    Leon RG, Munier-Lehmann H, Barzu O, Baudin-Creuza V, Pietri R, Lopez-Garriga J, Cadilla CL: High-level production of recombinant sulfide-reactive hemoglobin I from Lucina pectinata in Escherichia coli. High yields of fully functional holoprotein synthesis in the BLI5 E. coli strain. Prot Expr Purif. 2004, 38: 184-195. 10.1016/j.pep.2004.08.014.

  12. 12.

    Vethanayagam JGG, Flower AM: Decreased gene expression from T7 promoters may be due to impaired production of active T7 RNA polymerase. Microb Cell Fact. 2005, 4 (3):

  13. 13.

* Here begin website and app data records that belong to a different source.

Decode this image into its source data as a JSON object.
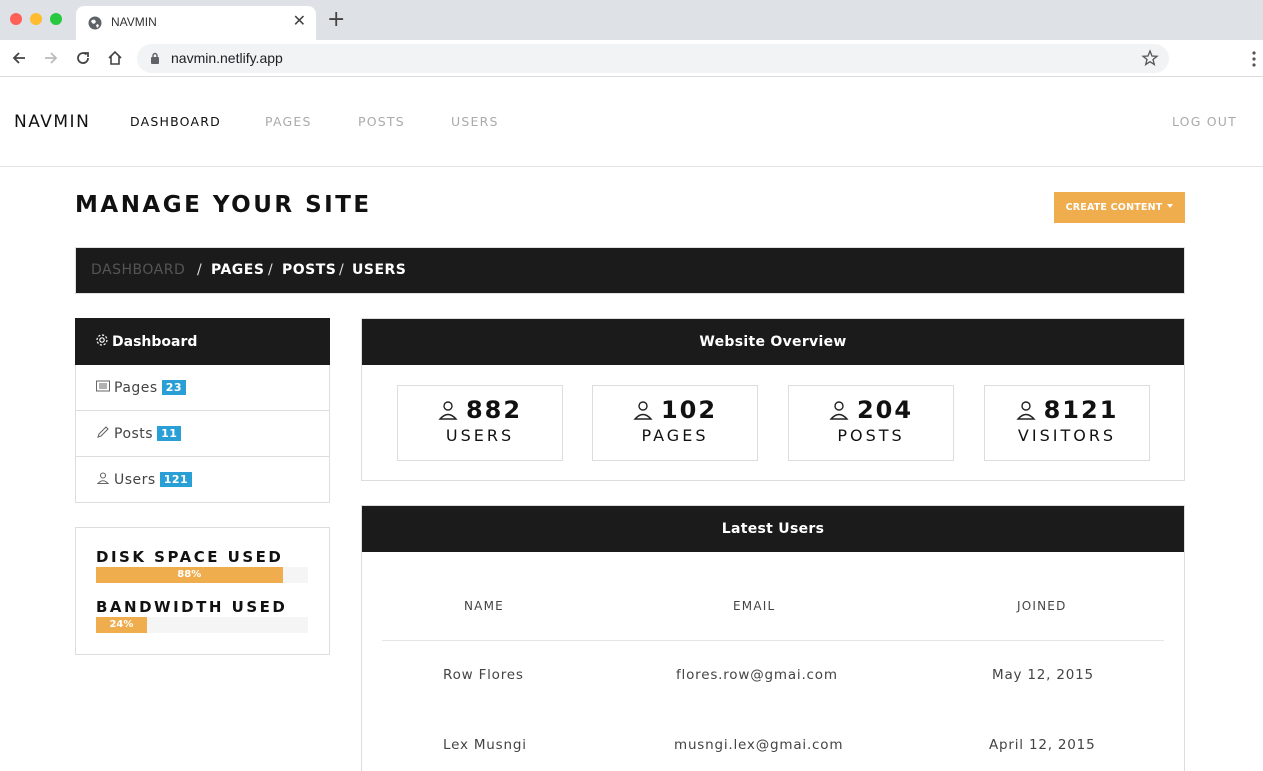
{
  "browser": {
    "tab_title": "NAVMIN",
    "url": "navmin.netlify.app"
  },
  "navbar": {
    "brand": "NAVMIN",
    "links": [
      "DASHBOARD",
      "PAGES",
      "POSTS",
      "USERS"
    ],
    "logout": "LOG OUT"
  },
  "header": {
    "title": "MANAGE YOUR SITE",
    "create_button": "CREATE CONTENT"
  },
  "breadcrumb": [
    "DASHBOARD",
    "PAGES",
    "POSTS",
    "USERS"
  ],
  "sidebar": {
    "heading": "Dashboard",
    "items": [
      {
        "label": "Pages",
        "count": "23",
        "icon": "list-icon"
      },
      {
        "label": "Posts",
        "count": "11",
        "icon": "pencil-icon"
      },
      {
        "label": "Users",
        "count": "121",
        "icon": "user-icon"
      }
    ]
  },
  "usage": {
    "disk_label": "DISK SPACE USED",
    "disk_text": "88%",
    "disk_value": 0.88,
    "bandwidth_label": "BANDWIDTH USED",
    "bandwidth_text": "24%",
    "bandwidth_value": 0.24
  },
  "overview": {
    "title": "Website Overview",
    "stats": [
      {
        "value": "882",
        "label": "USERS"
      },
      {
        "value": "102",
        "label": "PAGES"
      },
      {
        "value": "204",
        "label": "POSTS"
      },
      {
        "value": "8121",
        "label": "VISITORS"
      }
    ]
  },
  "latest_users": {
    "title": "Latest Users",
    "columns": [
      "NAME",
      "EMAIL",
      "JOINED"
    ],
    "rows": [
      {
        "name": "Row Flores",
        "email": "flores.row@gmai.com",
        "joined": "May 12, 2015"
      },
      {
        "name": "Lex Musngi",
        "email": "musngi.lex@gmai.com",
        "joined": "April 12, 2015"
      }
    ]
  },
  "colors": {
    "accent": "#f0ad4e",
    "dark": "#1b1b1b",
    "badge": "#2a9fd6"
  }
}
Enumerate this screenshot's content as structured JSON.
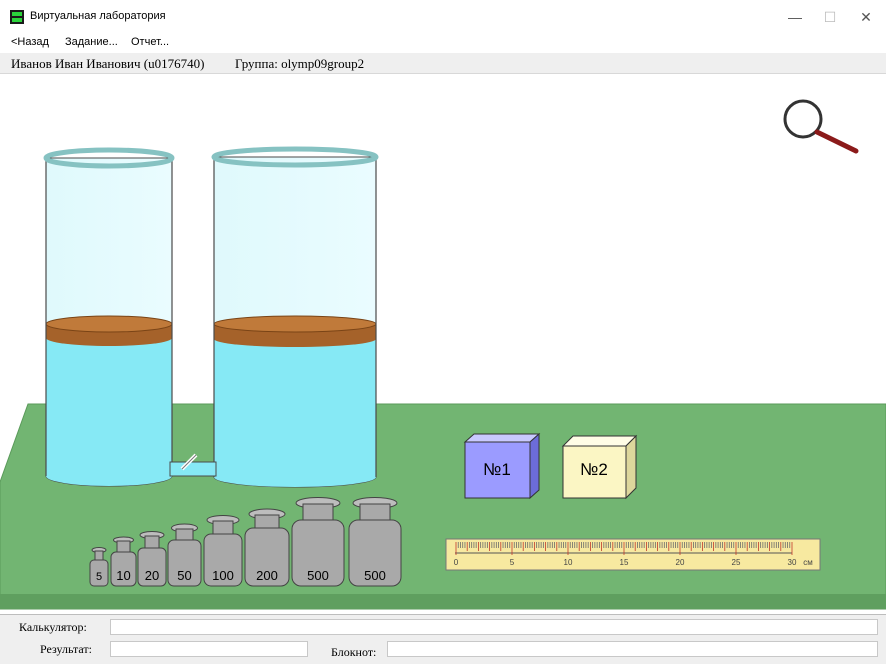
{
  "window": {
    "title": "Виртуальная лаборатория",
    "controls": [
      "—",
      "☐",
      "✕"
    ]
  },
  "menu": {
    "back": "<Назад",
    "task": "Задание...",
    "report": "Отчет..."
  },
  "user": {
    "name": "Иванов Иван Иванович (u0176740)",
    "group": "Группа: olymp09group2"
  },
  "scene": {
    "blocks": [
      "№1",
      "№2"
    ],
    "block_colors": [
      "#9b9bff",
      "#fbf6c4"
    ],
    "weights": [
      "5",
      "10",
      "20",
      "50",
      "100",
      "200",
      "500",
      "500"
    ],
    "ruler_labels": [
      "0",
      "5",
      "10",
      "15",
      "20",
      "25",
      "30",
      "см"
    ],
    "water_color": "#86e9f5",
    "table_color": "#72b572",
    "magnifier_icon": "magnifier-icon"
  },
  "bottom": {
    "calculator_label": "Калькулятор:",
    "result_label": "Результат:",
    "notepad_label": "Блокнот:"
  }
}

    Miot M, Betton J-M: Protein quality control in the bacterial periplasm. Microb Cell Fact. 2004, 3 (4):

  14. 14.

    Betton J-M: Expression of an aggregation-prone protein in the RTS 500 system. Cell-free translation systems. Edited by: Spirin AS. 2002, Berlin, Springer;, 141-147.

  15. 15.

    Betton J-M: Rapid Translation System (RTS): A promising alternative for recombinant protein production. Curr Protein Pept Sci. 2003, 4: 73-80. 10.2174/1389203033380359.

  16. 16.

    Lin-Chao S, Chen W-T, Wong T-T: High copy number of the pUC plasmid results from a Rom/Rop-suppressible point mutation in RNA II. Mol Microbiol. 1992, 6: 3385-3393.

  17. 17.

    Crameri A, Whitehorn EA, Tate E, Stemmer WPC: Improved green fluorescent protein by molecular evolution using DNA shuffling. Nat Biotechnol. 1996, 14: 315-319. 10.1038/nbt0396-315.

Download references


We thank Cordula Nemetz and Hélène Munnier-Lehmann for the gift of plasmids, and Emmett Johnson for carefully reading the manuscript. This work was supported by grants from Institut Pasteur and CNRS.

Author information

Correspondence to Jean-Michel Betton.

Additional information

Authors' contributions

JR performed bacterial transformations. JMB performed protein synthesis and prepared the manuscript. Both authors read and approved the final manuscript.

Authors’ original submitted files for images

Below are the links to the authors’ original submitted files for images.

Authors’ original file for figure 1

Rights and permissions

Reprints and Permissions

About this article

Cite this article

Rogé, J., Betton, J. Use of pIVEX plasmids for protein overproduction in Escherichia coli. Microb Cell Fact 4, 18 (2005).

Download citation


  • Stable Secondary Structure
  • lacI Gene
  • Translation Initiation Region
  • Compatible Plasmid
  • lacUV5 Promoter